Spindle is almost surely plain bearing type. If you mount an indicator obove teh spindle, with the plunger or arm on top of the spindle, you can determine vertical wear. Stick a piece of heavy stock into the spindle hole. Press down firmly, and note reading of indicator. Raise up on teh stock, and see how much the dial indicates the movement is. Anything over about 1.5 thousandths (a number good for S-B 13" lathes) thou would be grounds for considering adjustment, which may be by removing thin shims from between the bearing caps and the headstock casting.
A similar technique can be used for fron-to-back assessment, although that isn't quite as common a wear area.
O.K., I removed the 3 jaw and placed a piece of heavy stock in the spindle....pushed down on the stock and dialed in the dial indicator on the headstock right behind the threads.....dialed to "0".....then pulled up on the stock...... .002 difference.
However...with the 3 Jaw on the lathe and tight.....did the same thing to the same piece of stock mounted in the 3 jaw......sitting still.....dialed in too "0"....pushed down and readings varied with pressure but with nominal pressure..... .006...pulled up and went past "0" to .006 the other way...... ".012 difference".
I take it that is the slop in the spindle causing this as I was taking readings farther from the spindle bearing?
Possibly, I am not sure how you did it..... how much force, where the indicator was for the second measurement, how far in teh heavy stock was, etc.
With any measurement not AT the bearing, you are getting the increased lever arm movement, plus any movement that is due to sliding or tipping of any extra parts between the spindle and the indicator. Possibly also deflection of the spindle, or movement of the stock in the jaws, depending on how far in the stock is and where the indicator tip is put.
The S-B method is without extras attached, as per your first measurement.... right on the spindle collar. They specify, for a larger spindle nose diameter (2 1/4"), 50 to 75 lb force, I think. The stock should go right thru the spindle, or you are producing a bending of the spindle. I suspect this is part of what increased your second measurement, at least.
All you are wanting to measure is actual radial movement of the spindle within the bearing.
The 0.002 total is right in the area of "maybe"....... depending on spindle diameter, and depending on exactly how you did the pulling and pushing, how far the stock was in etc. Remember, stock right thru entire spindle, you want a "handle" not a "lever".

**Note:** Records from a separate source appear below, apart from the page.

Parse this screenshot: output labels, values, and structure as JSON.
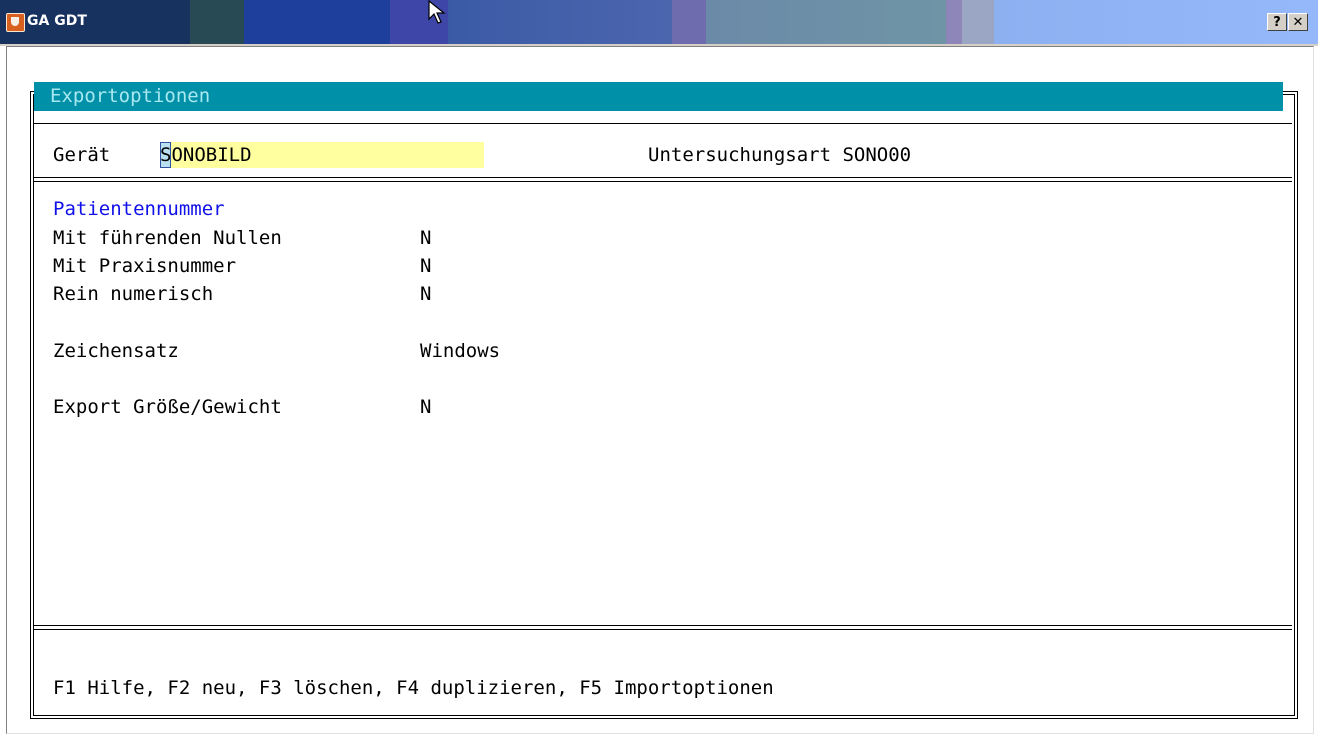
{
  "window": {
    "title": "GA GDT",
    "help_button": "?",
    "close_button": "✕"
  },
  "panel": {
    "header": "Exportoptionen"
  },
  "device": {
    "label": "Gerät",
    "value_first": "S",
    "value_rest": "ONOBILD",
    "exam_type": "Untersuchungsart SONO00"
  },
  "options": {
    "section_title": "Patientennummer",
    "rows": [
      {
        "label": "Mit führenden Nullen",
        "value": "N"
      },
      {
        "label": "Mit Praxisnummer",
        "value": "N"
      },
      {
        "label": "Rein numerisch",
        "value": "N"
      },
      {
        "label": "Zeichensatz",
        "value": "Windows"
      },
      {
        "label": "Export Größe/Gewicht",
        "value": "N"
      }
    ]
  },
  "footer": {
    "hotkeys": "F1 Hilfe, F2 neu, F3 löschen, F4 duplizieren, F5 Importoptionen"
  }
}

There has to be clearance for oil to "fit" in between the bearing and spindle and form a "wedge" oil film that takes the weight. So there must be some amount of slop. The 0.002 initially sounds a bit over, but I'd repeat, being sure to only apply up and down force, NO bending force on spindle..... stock clear thru spindle.